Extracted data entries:
------------------------

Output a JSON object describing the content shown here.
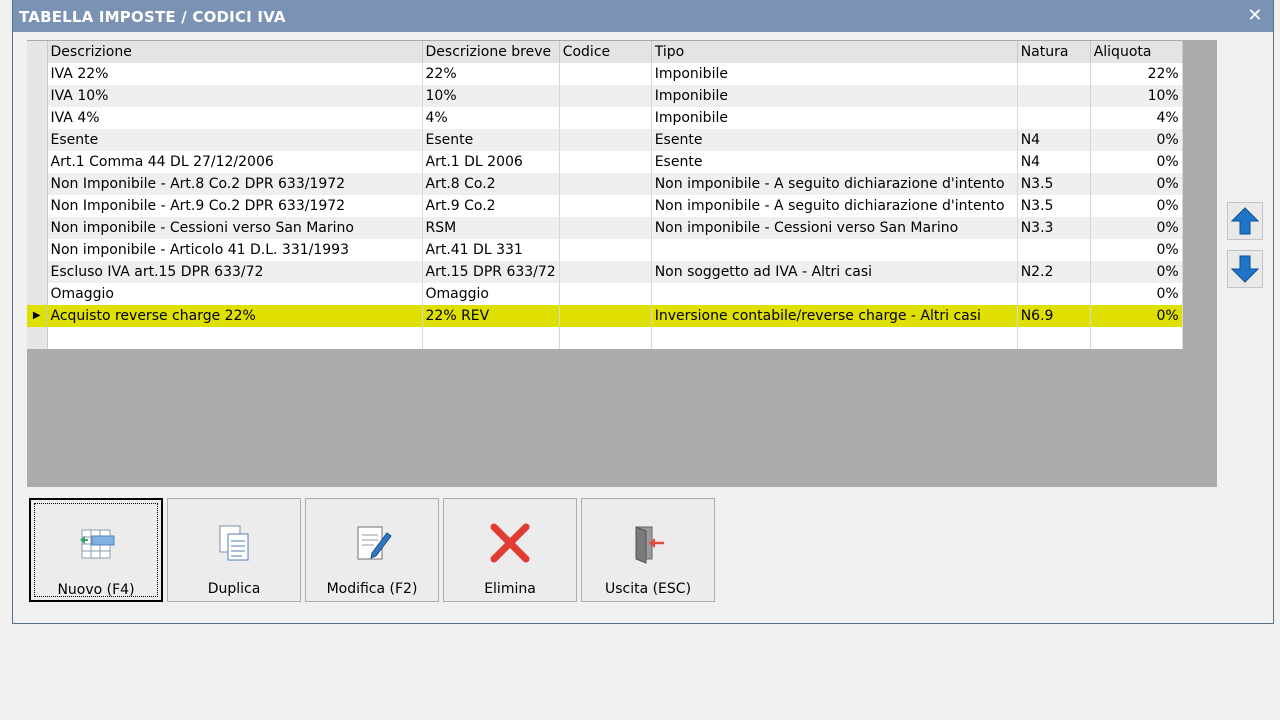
{
  "window": {
    "title": "TABELLA IMPOSTE / CODICI IVA",
    "close_glyph": "✕"
  },
  "grid": {
    "columns": [
      "Descrizione",
      "Descrizione breve",
      "Codice",
      "Tipo",
      "Natura",
      "Aliquota"
    ],
    "rows": [
      [
        "IVA 22%",
        "22%",
        "",
        "Imponibile",
        "",
        "22%"
      ],
      [
        "IVA 10%",
        "10%",
        "",
        "Imponibile",
        "",
        "10%"
      ],
      [
        "IVA 4%",
        "4%",
        "",
        "Imponibile",
        "",
        "4%"
      ],
      [
        "Esente",
        "Esente",
        "",
        "Esente",
        "N4",
        "0%"
      ],
      [
        "Art.1 Comma 44 DL 27/12/2006",
        "Art.1 DL 2006",
        "",
        "Esente",
        "N4",
        "0%"
      ],
      [
        "Non Imponibile - Art.8 Co.2 DPR 633/1972",
        "Art.8 Co.2",
        "",
        "Non imponibile - A seguito dichiarazione d'intento",
        "N3.5",
        "0%"
      ],
      [
        "Non Imponibile - Art.9 Co.2 DPR 633/1972",
        "Art.9 Co.2",
        "",
        "Non imponibile - A seguito dichiarazione d'intento",
        "N3.5",
        "0%"
      ],
      [
        "Non imponibile - Cessioni verso San Marino",
        "RSM",
        "",
        "Non imponibile - Cessioni verso San Marino",
        "N3.3",
        "0%"
      ],
      [
        "Non imponibile - Articolo 41 D.L. 331/1993",
        "Art.41 DL 331",
        "",
        "",
        "",
        "0%"
      ],
      [
        "Escluso IVA art.15 DPR 633/72",
        "Art.15 DPR 633/72",
        "",
        "Non soggetto ad IVA - Altri casi",
        "N2.2",
        "0%"
      ],
      [
        "Omaggio",
        "Omaggio",
        "",
        "",
        "",
        "0%"
      ],
      [
        "Acquisto reverse charge 22%",
        "22% REV",
        "",
        "Inversione contabile/reverse charge - Altri casi",
        "N6.9",
        "0%"
      ],
      [
        "",
        "",
        "",
        "",
        "",
        ""
      ]
    ],
    "selected_row_index": 11,
    "highlight_color": "#e0e000"
  },
  "side_buttons": {
    "up_icon": "arrow-up-icon",
    "down_icon": "arrow-down-icon"
  },
  "buttons": [
    {
      "label": "Nuovo (F4)",
      "icon": "new-record-icon",
      "default": true
    },
    {
      "label": "Duplica",
      "icon": "duplicate-icon",
      "default": false
    },
    {
      "label": "Modifica (F2)",
      "icon": "edit-icon",
      "default": false
    },
    {
      "label": "Elimina",
      "icon": "delete-icon",
      "default": false
    },
    {
      "label": "Uscita (ESC)",
      "icon": "exit-icon",
      "default": false
    }
  ]
}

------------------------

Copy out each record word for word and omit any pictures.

Your solution:
Output a JSON object describing the content shown here.
{
  "window": {
    "title": "TABELLA IMPOSTE / CODICI IVA",
    "close_glyph": "✕"
  },
  "grid": {
    "columns": [
      "Descrizione",
      "Descrizione breve",
      "Codice",
      "Tipo",
      "Natura",
      "Aliquota"
    ],
    "rows": [
      [
        "IVA 22%",
        "22%",
        "",
        "Imponibile",
        "",
        "22%"
      ],
      [
        "IVA 10%",
        "10%",
        "",
        "Imponibile",
        "",
        "10%"
      ],
      [
        "IVA 4%",
        "4%",
        "",
        "Imponibile",
        "",
        "4%"
      ],
      [
        "Esente",
        "Esente",
        "",
        "Esente",
        "N4",
        "0%"
      ],
      [
        "Art.1 Comma 44 DL 27/12/2006",
        "Art.1 DL 2006",
        "",
        "Esente",
        "N4",
        "0%"
      ],
      [
        "Non Imponibile - Art.8 Co.2 DPR 633/1972",
        "Art.8 Co.2",
        "",
        "Non imponibile - A seguito dichiarazione d'intento",
        "N3.5",
        "0%"
      ],
      [
        "Non Imponibile - Art.9 Co.2 DPR 633/1972",
        "Art.9 Co.2",
        "",
        "Non imponibile - A seguito dichiarazione d'intento",
        "N3.5",
        "0%"
      ],
      [
        "Non imponibile - Cessioni verso San Marino",
        "RSM",
        "",
        "Non imponibile - Cessioni verso San Marino",
        "N3.3",
        "0%"
      ],
      [
        "Non imponibile - Articolo 41 D.L. 331/1993",
        "Art.41 DL 331",
        "",
        "",
        "",
        "0%"
      ],
      [
        "Escluso IVA art.15 DPR 633/72",
        "Art.15 DPR 633/72",
        "",
        "Non soggetto ad IVA - Altri casi",
        "N2.2",
        "0%"
      ],
      [
        "Omaggio",
        "Omaggio",
        "",
        "",
        "",
        "0%"
      ],
      [
        "Acquisto reverse charge 22%",
        "22% REV",
        "",
        "Inversione contabile/reverse charge - Altri casi",
        "N6.9",
        "0%"
      ],
      [
        "",
        "",
        "",
        "",
        "",
        ""
      ]
    ],
    "selected_row_index": 11,
    "highlight_color": "#e0e000"
  },
  "side_buttons": {
    "up_icon": "arrow-up-icon",
    "down_icon": "arrow-down-icon"
  },
  "buttons": [
    {
      "label": "Nuovo (F4)",
      "icon": "new-record-icon",
      "default": true
    },
    {
      "label": "Duplica",
      "icon": "duplicate-icon",
      "default": false
    },
    {
      "label": "Modifica (F2)",
      "icon": "edit-icon",
      "default": false
    },
    {
      "label": "Elimina",
      "icon": "delete-icon",
      "default": false
    },
    {
      "label": "Uscita (ESC)",
      "icon": "exit-icon",
      "default": false
    }
  ]
}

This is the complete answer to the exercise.